Floral balm - discover the soothing, healing properties of delicate calendula oil
Eminé Rushton says, ‘I have long loved the Weleda Calendula Baby Oil, £9.95, and Weleda Calendula Bath, £12.95, both of which have been my loyal “baby-fellows” since my children were born. But I hadn’t realised how simple and satisfying it would be to produce my own calendula oil until Weleda gardener, Claire Hattersley, shared her simple recipe with me. I urge you to try it – you’ll end up with a beautiful, gentle oil that can be used all over, and is also ideal for calming dry, irritated or sore skin (great after too much sun).’
Make your own
Half-fill a clean, dry glass jar with dried calendula petals.
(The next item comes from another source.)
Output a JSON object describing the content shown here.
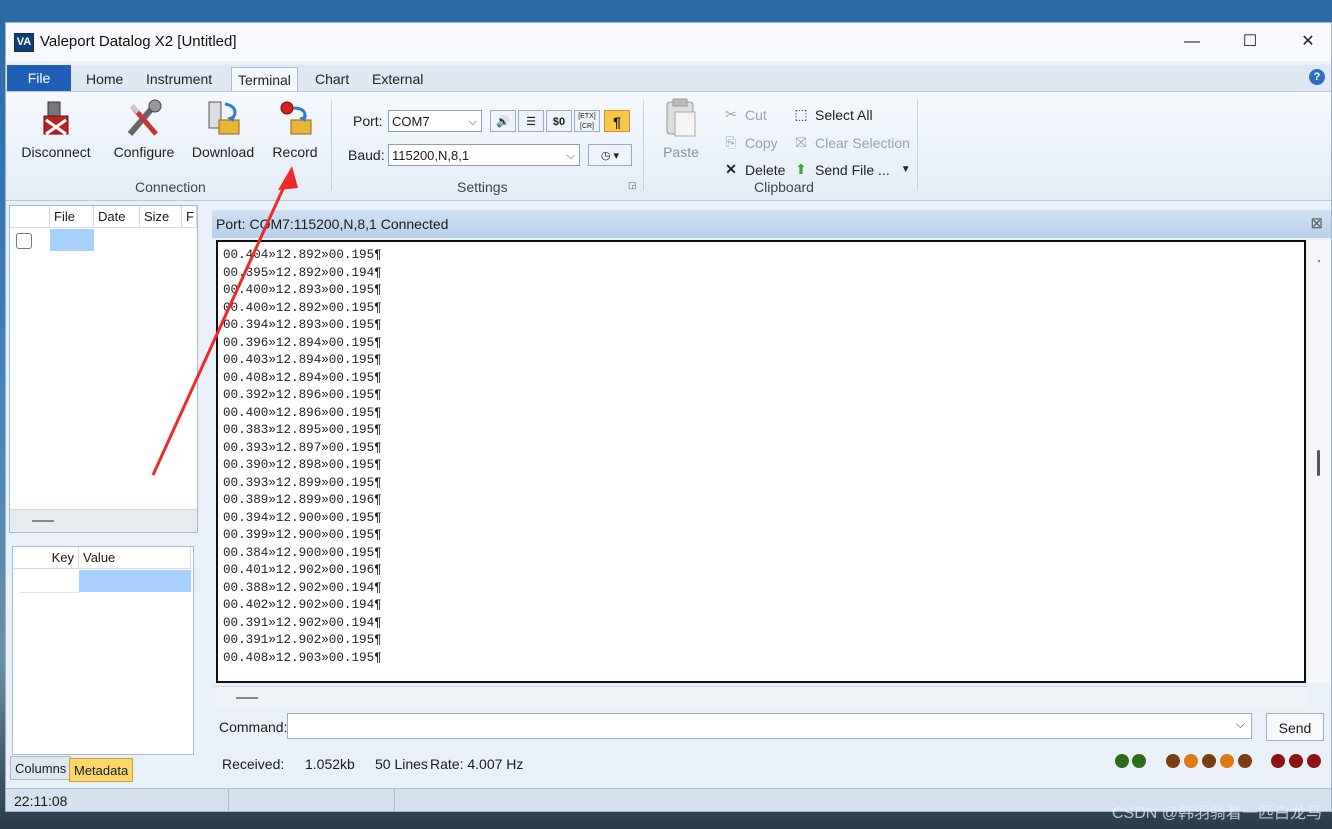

Fill the jar with your carrier oil of choice, leaving 3cm of oil on top of the petals (to keep out airborne bacteria). Place in a sunny spot to infuse for four weeks. Then, drain the petals from the oil and store the oil in a clean container with a lid for up to one year. Simple, satisfying, salubrious – enjoy!